Data extracted from a collection
______

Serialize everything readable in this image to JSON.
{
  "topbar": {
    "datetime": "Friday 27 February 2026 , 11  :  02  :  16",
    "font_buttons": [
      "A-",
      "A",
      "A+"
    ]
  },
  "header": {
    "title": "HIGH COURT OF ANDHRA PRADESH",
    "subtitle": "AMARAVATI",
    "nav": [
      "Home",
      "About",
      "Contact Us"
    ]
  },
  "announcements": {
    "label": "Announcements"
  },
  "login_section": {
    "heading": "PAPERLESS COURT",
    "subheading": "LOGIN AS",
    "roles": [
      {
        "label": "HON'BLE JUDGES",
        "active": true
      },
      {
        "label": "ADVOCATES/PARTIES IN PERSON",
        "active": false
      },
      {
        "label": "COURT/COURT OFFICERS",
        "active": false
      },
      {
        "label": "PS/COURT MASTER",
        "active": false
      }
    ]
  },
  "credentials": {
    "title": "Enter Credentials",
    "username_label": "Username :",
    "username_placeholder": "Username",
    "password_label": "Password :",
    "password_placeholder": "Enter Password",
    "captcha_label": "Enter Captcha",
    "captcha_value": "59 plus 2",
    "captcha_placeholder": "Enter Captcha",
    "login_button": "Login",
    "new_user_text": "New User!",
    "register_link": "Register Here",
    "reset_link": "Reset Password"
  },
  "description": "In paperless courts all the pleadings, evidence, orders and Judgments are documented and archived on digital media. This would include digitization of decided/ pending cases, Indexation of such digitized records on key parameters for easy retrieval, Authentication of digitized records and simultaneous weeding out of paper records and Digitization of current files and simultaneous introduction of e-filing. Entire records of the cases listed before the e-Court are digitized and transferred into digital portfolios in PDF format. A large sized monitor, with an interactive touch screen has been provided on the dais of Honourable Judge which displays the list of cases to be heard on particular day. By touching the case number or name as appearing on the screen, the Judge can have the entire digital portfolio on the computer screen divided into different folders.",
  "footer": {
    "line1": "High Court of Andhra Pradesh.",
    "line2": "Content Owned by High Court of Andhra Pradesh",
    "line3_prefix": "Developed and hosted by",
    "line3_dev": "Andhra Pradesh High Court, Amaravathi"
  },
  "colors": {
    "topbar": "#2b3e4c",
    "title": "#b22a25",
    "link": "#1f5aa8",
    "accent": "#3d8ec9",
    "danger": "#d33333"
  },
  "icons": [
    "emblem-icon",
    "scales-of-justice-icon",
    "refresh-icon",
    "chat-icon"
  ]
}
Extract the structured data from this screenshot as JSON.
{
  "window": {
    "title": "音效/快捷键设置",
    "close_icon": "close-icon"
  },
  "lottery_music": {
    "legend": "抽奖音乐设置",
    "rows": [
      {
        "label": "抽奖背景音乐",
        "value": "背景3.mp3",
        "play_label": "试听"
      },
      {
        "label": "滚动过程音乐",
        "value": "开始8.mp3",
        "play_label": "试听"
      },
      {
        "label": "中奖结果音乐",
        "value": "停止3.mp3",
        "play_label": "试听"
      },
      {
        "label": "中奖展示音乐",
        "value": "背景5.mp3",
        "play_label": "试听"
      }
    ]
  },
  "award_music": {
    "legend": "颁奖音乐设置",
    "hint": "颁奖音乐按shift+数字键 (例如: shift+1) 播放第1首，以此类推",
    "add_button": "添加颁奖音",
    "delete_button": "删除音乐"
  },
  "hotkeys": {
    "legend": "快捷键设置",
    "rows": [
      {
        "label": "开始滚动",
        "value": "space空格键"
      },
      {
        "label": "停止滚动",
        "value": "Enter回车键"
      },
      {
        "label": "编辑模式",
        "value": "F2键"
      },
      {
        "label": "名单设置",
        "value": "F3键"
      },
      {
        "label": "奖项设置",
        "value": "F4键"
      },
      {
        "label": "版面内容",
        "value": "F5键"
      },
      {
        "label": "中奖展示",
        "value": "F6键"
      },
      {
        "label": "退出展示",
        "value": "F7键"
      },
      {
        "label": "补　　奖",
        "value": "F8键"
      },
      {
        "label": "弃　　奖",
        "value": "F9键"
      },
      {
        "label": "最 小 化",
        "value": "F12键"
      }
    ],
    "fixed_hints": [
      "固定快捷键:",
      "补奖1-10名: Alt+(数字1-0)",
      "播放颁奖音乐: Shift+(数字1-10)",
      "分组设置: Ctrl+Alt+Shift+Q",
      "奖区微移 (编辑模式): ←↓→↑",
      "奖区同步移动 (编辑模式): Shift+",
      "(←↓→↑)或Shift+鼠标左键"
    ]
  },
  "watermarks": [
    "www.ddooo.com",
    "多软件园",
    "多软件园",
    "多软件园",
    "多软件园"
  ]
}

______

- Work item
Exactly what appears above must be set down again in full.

- Output
Serialize everything readable in this image to JSON.
{
  "topbar": {
    "datetime": "Friday 27 February 2026 , 11  :  02  :  16",
    "font_buttons": [
      "A-",
      "A",
      "A+"
    ]
  },
  "header": {
    "title": "HIGH COURT OF ANDHRA PRADESH",
    "subtitle": "AMARAVATI",
    "nav": [
      "Home",
      "About",
      "Contact Us"
    ]
  },
  "announcements": {
    "label": "Announcements"
  },
  "login_section": {
    "heading": "PAPERLESS COURT",
    "subheading": "LOGIN AS",
    "roles": [
      {
        "label": "HON'BLE JUDGES",
        "active": true
      },
      {
        "label": "ADVOCATES/PARTIES IN PERSON",
        "active": false
      },
      {
        "label": "COURT/COURT OFFICERS",
        "active": false
      },
      {
        "label": "PS/COURT MASTER",
        "active": false
      }
    ]
  },
  "credentials": {
    "title": "Enter Credentials",
    "username_label": "Username :",
    "username_placeholder": "Username",
    "password_label": "Password :",
    "password_placeholder": "Enter Password",
    "captcha_label": "Enter Captcha",
    "captcha_value": "59 plus 2",
    "captcha_placeholder": "Enter Captcha",
    "login_button": "Login",
    "new_user_text": "New User!",
    "register_link": "Register Here",
    "reset_link": "Reset Password"
  },
  "description": "In paperless courts all the pleadings, evidence, orders and Judgments are documented and archived on digital media. This would include digitization of decided/ pending cases, Indexation of such digitized records on key parameters for easy retrieval, Authentication of digitized records and simultaneous weeding out of paper records and Digitization of current files and simultaneous introduction of e-filing. Entire records of the cases listed before the e-Court are digitized and transferred into digital portfolios in PDF format. A large sized monitor, with an interactive touch screen has been provided on the dais of Honourable Judge which displays the list of cases to be heard on particular day. By touching the case number or name as appearing on the screen, the Judge can have the entire digital portfolio on the computer screen divided into different folders.",
  "footer": {
    "line1": "High Court of Andhra Pradesh.",
    "line2": "Content Owned by High Court of Andhra Pradesh",
    "line3_prefix": "Developed and hosted by",
    "line3_dev": "Andhra Pradesh High Court, Amaravathi"
  },
  "colors": {
    "topbar": "#2b3e4c",
    "title": "#b22a25",
    "link": "#1f5aa8",
    "accent": "#3d8ec9",
    "danger": "#d33333"
  },
  "icons": [
    "emblem-icon",
    "scales-of-justice-icon",
    "refresh-icon",
    "chat-icon"
  ]
}
Extract the structured data from this screenshot as JSON.
{
  "window": {
    "title": "音效/快捷键设置",
    "close_icon": "close-icon"
  },
  "lottery_music": {
    "legend": "抽奖音乐设置",
    "rows": [
      {
        "label": "抽奖背景音乐",
        "value": "背景3.mp3",
        "play_label": "试听"
      },
      {
        "label": "滚动过程音乐",
        "value": "开始8.mp3",
        "play_label": "试听"
      },
      {
        "label": "中奖结果音乐",
        "value": "停止3.mp3",
        "play_label": "试听"
      },
      {
        "label": "中奖展示音乐",
        "value": "背景5.mp3",
        "play_label": "试听"
      }
    ]
  },
  "award_music": {
    "legend": "颁奖音乐设置",
    "hint": "颁奖音乐按shift+数字键 (例如: shift+1) 播放第1首，以此类推",
    "add_button": "添加颁奖音",
    "delete_button": "删除音乐"
  },
  "hotkeys": {
    "legend": "快捷键设置",
    "rows": [
      {
        "label": "开始滚动",
        "value": "space空格键"
      },
      {
        "label": "停止滚动",
        "value": "Enter回车键"
      },
      {
        "label": "编辑模式",
        "value": "F2键"
      },
      {
        "label": "名单设置",
        "value": "F3键"
      },
      {
        "label": "奖项设置",
        "value": "F4键"
      },
      {
        "label": "版面内容",
        "value": "F5键"
      },
      {
        "label": "中奖展示",
        "value": "F6键"
      },
      {
        "label": "退出展示",
        "value": "F7键"
      },
      {
        "label": "补　　奖",
        "value": "F8键"
      },
      {
        "label": "弃　　奖",
        "value": "F9键"
      },
      {
        "label": "最 小 化",
        "value": "F12键"
      }
    ],
    "fixed_hints": [
      "固定快捷键:",
      "补奖1-10名: Alt+(数字1-0)",
      "播放颁奖音乐: Shift+(数字1-10)",
      "分组设置: Ctrl+Alt+Shift+Q",
      "奖区微移 (编辑模式): ←↓→↑",
      "奖区同步移动 (编辑模式): Shift+",
      "(←↓→↑)或Shift+鼠标左键"
    ]
  },
  "watermarks": [
    "www.ddooo.com",
    "多软件园",
    "多软件园",
    "多软件园",
    "多软件园"
  ]
}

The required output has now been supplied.